**PROVIDED DATA**
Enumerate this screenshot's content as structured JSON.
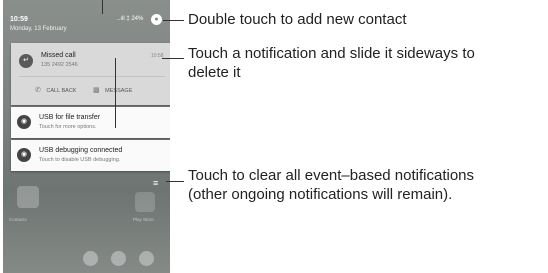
{
  "status_bar": {
    "time": "10:59",
    "date": "Monday, 13 February",
    "indicators": "..ıll ‡ 24%"
  },
  "notifications": {
    "missed_call": {
      "title": "Missed call",
      "number": "135 2492 2546",
      "time": "10:58",
      "call_back_label": "CALL BACK",
      "message_label": "MESSAGE"
    },
    "usb_transfer": {
      "title": "USB for file transfer",
      "subtitle": "Touch for more options."
    },
    "usb_debugging": {
      "title": "USB debugging connected",
      "subtitle": "Touch to disable USB debugging."
    }
  },
  "home_labels": [
    "Contacts",
    "Play Store"
  ],
  "callouts": {
    "add_contact": "Double touch to add new contact",
    "slide_notification": [
      "Touch a notification and slide it sideways to",
      "delete it"
    ],
    "clear_all": [
      "Touch to clear all event–based notifications",
      "(other ongoing notifications will remain)."
    ]
  },
  "colors": {
    "card_background": "#fafafa",
    "missed_call_card": "#d9d9d9",
    "text_dark": "#222222",
    "leader_line": "#333333"
  },
  "icons": [
    "missed-call-icon",
    "phone-icon",
    "message-icon",
    "usb-icon",
    "bug-icon",
    "avatar-icon",
    "clear-all-icon"
  ]
}
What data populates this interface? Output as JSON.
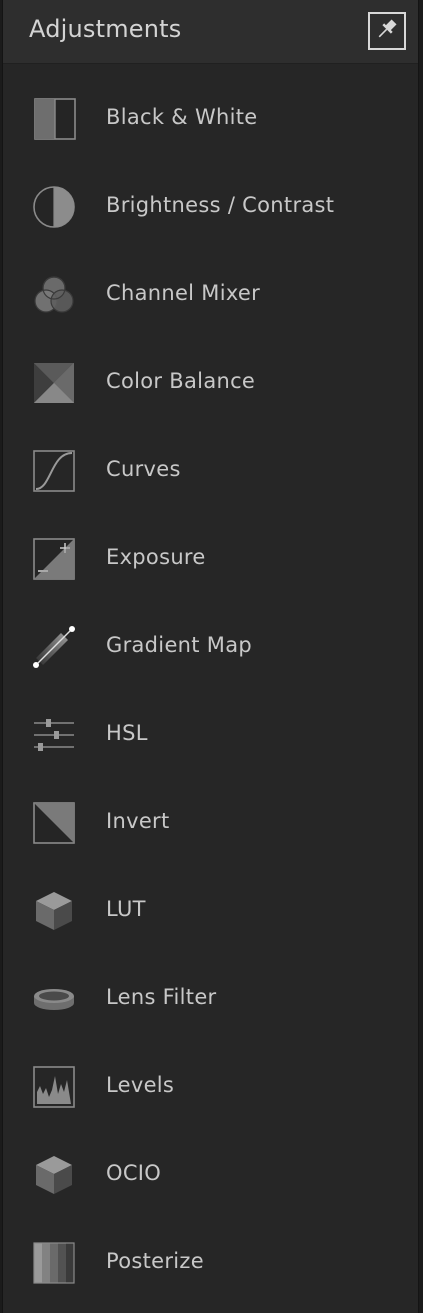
{
  "panel": {
    "title": "Adjustments",
    "pin_icon": "pin-icon"
  },
  "items": [
    {
      "label": "Black & White",
      "icon": "black-white-icon"
    },
    {
      "label": "Brightness / Contrast",
      "icon": "brightness-contrast-icon"
    },
    {
      "label": "Channel Mixer",
      "icon": "channel-mixer-icon"
    },
    {
      "label": "Color Balance",
      "icon": "color-balance-icon"
    },
    {
      "label": "Curves",
      "icon": "curves-icon"
    },
    {
      "label": "Exposure",
      "icon": "exposure-icon"
    },
    {
      "label": "Gradient Map",
      "icon": "gradient-map-icon"
    },
    {
      "label": "HSL",
      "icon": "hsl-icon"
    },
    {
      "label": "Invert",
      "icon": "invert-icon"
    },
    {
      "label": "LUT",
      "icon": "lut-cube-icon"
    },
    {
      "label": "Lens Filter",
      "icon": "lens-filter-icon"
    },
    {
      "label": "Levels",
      "icon": "levels-icon"
    },
    {
      "label": "OCIO",
      "icon": "ocio-cube-icon"
    },
    {
      "label": "Posterize",
      "icon": "posterize-icon"
    }
  ],
  "colors": {
    "background": "#262626",
    "header": "#2e2e2e",
    "text": "#c8c8c8",
    "icon_fill": "#6e6e6e",
    "icon_stroke": "#8a8a8a"
  }
}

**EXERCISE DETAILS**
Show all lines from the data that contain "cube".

**RESULT FOR THIS TASK**
      "icon": "lut-cube-icon"
      "icon": "ocio-cube-icon"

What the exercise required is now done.